→ Activity
Below are some records. Count the lines with "Ungarn" in them and give nothing but the total.

→ Data shown
○ ○ ○ ○ ○ ○ ○

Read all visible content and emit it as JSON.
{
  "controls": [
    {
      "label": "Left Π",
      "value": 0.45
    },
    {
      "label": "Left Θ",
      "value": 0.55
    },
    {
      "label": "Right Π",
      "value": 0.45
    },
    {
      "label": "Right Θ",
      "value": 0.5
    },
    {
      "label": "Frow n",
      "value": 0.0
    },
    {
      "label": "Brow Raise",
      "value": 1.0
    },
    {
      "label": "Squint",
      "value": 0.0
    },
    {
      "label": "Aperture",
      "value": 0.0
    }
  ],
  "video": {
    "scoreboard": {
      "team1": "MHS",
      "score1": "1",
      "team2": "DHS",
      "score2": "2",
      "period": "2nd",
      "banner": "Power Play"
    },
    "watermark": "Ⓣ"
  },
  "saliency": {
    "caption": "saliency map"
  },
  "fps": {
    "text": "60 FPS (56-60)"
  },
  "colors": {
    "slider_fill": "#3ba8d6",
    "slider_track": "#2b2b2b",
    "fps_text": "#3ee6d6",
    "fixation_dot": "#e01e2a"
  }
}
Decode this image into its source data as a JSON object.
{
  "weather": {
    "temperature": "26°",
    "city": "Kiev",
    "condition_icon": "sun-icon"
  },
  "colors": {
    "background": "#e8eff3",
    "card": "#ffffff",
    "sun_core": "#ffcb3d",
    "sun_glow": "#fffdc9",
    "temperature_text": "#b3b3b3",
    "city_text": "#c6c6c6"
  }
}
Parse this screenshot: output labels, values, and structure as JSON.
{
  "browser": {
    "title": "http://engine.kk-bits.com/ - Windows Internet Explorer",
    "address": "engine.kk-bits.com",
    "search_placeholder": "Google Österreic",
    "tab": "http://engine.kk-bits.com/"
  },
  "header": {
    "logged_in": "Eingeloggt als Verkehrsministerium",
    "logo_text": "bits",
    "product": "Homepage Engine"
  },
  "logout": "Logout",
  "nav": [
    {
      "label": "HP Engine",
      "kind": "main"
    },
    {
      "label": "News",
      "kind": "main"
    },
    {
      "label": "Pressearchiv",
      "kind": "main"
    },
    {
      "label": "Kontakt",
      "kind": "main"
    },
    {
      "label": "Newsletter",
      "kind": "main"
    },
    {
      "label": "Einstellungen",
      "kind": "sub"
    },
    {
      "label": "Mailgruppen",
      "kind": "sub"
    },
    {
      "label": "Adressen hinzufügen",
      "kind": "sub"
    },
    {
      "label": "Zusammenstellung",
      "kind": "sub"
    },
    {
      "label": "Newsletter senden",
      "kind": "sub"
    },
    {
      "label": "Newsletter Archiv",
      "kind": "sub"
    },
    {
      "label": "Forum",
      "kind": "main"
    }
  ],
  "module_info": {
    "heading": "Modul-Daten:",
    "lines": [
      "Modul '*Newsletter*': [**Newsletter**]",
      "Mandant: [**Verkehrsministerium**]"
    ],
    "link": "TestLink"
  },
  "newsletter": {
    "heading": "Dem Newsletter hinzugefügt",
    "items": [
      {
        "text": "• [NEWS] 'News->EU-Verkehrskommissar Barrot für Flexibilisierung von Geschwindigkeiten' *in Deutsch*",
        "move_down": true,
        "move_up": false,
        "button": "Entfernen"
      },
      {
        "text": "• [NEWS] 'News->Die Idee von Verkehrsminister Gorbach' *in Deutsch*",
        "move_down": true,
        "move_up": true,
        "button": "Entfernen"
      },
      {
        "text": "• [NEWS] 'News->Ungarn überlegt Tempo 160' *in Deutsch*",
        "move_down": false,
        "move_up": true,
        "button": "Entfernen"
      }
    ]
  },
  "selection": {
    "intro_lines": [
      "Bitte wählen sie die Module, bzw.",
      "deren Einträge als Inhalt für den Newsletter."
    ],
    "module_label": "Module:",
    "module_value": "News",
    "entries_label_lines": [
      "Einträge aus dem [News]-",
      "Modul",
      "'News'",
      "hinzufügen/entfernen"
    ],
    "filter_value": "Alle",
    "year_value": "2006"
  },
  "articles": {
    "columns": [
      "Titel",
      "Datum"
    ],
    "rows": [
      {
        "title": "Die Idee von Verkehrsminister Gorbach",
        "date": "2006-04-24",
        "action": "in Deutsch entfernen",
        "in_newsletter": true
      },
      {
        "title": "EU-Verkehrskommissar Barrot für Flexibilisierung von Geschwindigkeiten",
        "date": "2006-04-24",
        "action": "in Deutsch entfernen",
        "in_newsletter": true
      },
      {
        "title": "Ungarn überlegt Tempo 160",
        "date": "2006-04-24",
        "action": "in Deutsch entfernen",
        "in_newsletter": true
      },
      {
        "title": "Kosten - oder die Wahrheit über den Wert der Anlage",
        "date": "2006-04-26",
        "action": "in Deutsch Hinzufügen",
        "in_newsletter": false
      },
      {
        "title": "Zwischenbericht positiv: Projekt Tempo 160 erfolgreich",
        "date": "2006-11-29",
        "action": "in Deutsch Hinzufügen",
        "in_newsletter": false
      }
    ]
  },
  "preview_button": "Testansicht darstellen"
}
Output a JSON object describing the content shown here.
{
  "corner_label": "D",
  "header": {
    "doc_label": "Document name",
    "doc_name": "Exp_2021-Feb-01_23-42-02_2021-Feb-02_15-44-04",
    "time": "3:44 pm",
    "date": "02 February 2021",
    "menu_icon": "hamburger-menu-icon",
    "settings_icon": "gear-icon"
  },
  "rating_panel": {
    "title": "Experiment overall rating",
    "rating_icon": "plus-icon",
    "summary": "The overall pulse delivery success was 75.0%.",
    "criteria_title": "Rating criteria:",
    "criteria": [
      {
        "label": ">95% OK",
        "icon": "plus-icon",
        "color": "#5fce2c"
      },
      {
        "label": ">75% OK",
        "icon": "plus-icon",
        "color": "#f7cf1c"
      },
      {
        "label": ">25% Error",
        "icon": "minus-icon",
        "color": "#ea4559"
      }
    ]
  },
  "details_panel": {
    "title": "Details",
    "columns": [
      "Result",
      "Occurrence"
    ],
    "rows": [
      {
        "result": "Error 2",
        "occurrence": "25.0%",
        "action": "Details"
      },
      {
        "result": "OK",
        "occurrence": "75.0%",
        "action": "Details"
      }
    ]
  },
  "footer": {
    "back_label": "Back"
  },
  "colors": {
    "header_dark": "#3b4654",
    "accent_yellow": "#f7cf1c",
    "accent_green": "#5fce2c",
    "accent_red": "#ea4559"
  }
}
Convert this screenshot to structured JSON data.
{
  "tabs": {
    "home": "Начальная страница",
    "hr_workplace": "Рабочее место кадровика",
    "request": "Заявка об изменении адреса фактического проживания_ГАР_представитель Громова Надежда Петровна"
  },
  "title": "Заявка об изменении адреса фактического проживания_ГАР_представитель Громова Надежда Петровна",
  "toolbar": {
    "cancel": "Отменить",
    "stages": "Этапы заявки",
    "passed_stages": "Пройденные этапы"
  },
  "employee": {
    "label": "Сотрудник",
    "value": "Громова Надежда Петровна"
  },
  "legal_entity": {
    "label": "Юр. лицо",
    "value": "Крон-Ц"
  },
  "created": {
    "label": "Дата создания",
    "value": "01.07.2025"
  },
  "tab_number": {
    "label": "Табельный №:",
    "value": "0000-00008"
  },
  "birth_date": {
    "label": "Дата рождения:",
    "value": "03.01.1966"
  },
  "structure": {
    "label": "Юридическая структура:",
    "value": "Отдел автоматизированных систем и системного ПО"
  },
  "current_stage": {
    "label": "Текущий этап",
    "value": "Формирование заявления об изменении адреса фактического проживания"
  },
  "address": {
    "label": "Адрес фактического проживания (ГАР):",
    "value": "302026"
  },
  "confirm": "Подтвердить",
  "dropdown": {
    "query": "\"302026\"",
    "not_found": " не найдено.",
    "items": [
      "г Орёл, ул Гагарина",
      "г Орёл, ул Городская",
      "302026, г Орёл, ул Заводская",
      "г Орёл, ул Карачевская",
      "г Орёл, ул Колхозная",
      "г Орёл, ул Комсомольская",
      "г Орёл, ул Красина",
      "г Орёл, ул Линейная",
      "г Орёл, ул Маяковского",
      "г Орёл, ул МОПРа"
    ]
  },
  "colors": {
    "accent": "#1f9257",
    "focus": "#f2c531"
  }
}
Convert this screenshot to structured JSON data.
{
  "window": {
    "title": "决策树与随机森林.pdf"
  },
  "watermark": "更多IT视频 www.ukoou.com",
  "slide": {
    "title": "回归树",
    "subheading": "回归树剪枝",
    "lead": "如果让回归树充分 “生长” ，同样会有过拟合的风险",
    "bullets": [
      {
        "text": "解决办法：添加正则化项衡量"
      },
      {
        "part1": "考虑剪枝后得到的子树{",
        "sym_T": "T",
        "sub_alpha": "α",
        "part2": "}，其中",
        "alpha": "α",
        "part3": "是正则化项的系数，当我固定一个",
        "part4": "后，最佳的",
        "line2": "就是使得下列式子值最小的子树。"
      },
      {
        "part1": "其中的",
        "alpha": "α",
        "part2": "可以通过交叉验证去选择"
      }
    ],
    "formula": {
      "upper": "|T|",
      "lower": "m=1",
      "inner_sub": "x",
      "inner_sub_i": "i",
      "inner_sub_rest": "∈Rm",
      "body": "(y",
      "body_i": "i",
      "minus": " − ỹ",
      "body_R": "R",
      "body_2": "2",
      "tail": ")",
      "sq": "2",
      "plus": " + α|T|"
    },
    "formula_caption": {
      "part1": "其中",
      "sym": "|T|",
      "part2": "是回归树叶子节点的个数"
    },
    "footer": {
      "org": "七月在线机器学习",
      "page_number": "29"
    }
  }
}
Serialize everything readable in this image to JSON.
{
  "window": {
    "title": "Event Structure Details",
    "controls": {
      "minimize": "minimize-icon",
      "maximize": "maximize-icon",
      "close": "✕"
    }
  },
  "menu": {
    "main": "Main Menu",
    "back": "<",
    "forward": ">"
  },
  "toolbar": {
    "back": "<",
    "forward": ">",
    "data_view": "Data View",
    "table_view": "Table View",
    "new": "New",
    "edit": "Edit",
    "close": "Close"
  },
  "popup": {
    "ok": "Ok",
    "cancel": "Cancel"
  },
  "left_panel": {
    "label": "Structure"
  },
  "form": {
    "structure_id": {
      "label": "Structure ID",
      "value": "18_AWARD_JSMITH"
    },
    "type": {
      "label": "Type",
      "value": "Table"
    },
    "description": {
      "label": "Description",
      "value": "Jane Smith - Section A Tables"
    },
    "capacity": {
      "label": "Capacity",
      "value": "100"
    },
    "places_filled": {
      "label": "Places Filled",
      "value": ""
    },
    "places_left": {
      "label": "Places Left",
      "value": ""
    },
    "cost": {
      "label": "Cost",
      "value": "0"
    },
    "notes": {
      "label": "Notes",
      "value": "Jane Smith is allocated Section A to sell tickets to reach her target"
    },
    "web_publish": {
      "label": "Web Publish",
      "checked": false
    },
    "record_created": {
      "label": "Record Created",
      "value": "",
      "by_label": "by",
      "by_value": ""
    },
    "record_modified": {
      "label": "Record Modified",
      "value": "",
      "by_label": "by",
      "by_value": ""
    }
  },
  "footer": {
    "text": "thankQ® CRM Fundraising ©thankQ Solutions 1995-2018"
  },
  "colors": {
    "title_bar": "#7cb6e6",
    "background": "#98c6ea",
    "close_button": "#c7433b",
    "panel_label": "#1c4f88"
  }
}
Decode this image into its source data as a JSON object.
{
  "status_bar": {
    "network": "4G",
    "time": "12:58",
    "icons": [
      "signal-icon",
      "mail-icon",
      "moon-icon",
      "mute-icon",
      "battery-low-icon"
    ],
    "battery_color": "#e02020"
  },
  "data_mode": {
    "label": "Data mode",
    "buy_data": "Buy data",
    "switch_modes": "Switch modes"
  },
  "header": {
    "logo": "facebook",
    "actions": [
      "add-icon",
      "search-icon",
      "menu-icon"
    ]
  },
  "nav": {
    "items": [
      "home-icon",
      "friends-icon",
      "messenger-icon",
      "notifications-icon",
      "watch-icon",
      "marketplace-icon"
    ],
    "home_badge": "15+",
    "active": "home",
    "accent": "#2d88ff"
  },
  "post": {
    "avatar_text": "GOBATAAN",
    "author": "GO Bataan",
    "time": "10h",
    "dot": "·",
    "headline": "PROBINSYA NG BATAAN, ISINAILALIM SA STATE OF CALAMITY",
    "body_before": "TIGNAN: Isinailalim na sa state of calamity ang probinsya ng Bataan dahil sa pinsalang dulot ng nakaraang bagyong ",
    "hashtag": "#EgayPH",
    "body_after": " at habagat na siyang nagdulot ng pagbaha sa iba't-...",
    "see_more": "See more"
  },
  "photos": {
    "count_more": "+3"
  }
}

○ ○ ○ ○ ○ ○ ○

→ Answer to this task
2